Apelin as a Potential Regulator of Peak Athletic Performance

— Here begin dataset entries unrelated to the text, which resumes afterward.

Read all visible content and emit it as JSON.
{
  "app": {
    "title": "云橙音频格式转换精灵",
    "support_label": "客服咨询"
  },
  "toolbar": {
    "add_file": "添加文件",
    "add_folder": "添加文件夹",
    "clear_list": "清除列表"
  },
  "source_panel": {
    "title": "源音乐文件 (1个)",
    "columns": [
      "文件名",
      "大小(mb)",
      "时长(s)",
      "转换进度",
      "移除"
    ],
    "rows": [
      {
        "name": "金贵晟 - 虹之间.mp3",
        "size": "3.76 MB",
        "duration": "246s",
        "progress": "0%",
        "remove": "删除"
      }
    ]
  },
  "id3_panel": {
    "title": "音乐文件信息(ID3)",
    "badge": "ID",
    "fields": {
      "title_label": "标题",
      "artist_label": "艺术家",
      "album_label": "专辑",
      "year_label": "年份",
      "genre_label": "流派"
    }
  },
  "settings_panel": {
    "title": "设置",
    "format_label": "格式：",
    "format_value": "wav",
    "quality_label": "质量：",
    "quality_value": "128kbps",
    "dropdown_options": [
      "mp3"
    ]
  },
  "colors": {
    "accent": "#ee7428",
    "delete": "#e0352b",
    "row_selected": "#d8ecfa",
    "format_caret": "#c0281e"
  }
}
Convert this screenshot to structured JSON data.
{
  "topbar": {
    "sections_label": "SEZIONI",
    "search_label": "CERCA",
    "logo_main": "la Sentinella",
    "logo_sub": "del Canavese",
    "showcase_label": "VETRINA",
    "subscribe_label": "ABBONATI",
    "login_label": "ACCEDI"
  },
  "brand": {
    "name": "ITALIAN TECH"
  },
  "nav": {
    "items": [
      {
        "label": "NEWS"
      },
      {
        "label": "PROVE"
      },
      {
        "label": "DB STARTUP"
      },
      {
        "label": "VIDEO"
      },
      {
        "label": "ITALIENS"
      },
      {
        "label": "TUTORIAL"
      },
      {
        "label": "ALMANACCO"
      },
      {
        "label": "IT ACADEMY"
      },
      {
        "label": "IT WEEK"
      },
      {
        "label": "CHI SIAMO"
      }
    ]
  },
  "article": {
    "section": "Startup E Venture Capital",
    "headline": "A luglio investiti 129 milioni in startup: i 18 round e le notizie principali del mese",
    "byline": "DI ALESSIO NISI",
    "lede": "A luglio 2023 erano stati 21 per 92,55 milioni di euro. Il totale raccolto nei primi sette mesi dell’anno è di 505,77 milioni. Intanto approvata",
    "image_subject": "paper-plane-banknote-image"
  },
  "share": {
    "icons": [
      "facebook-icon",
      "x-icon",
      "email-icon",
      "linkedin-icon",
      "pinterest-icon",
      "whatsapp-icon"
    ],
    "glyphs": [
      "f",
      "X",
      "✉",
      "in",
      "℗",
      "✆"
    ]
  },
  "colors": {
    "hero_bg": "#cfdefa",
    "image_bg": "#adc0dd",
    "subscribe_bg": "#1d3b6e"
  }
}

Apelin, as a cardiokine/myokine, is emerging as an important regulator of cardiac and skeletal muscle homeostasis. Loss of apelin signaling results in premature cardiac aging and sarcopenia. However, the contribution of apelin to peak athletic performance remains largely elusive. In this paper, we assessed the impact of maximal cardiorespiratory exercise testing on the plasma apelin levels of 58 male professional soccer players. Circulating apelin-13 and apelin-36, on average, increased transiently after a single bout of treadmill exercise; however, apelin responses (Δapelin = peak − baseline values) showed a striking interindividual variability. Baseline apelin-13 levels were inversely correlated with those of Δapelin-13 and Δapelin-36. Δapelin-13 showed a positive correlation with the maximal metabolic equivalent, relative maximal O2 consumption, and peak circulatory power, whereas such an association in the case of Δapelin-36 could not be detected. In conclusion, we observed a pronounced individual-to-individual variation in exercise-induced changes in the plasma levels of apelin-13 and apelin-36. Since changes in plasma apelin-13 levels correlated with the indicators of physical performance, whole-body oxygen consumption and pumping capability of the heart, apelin, as a novel exerkine, may be a determinant of peak athletic performance.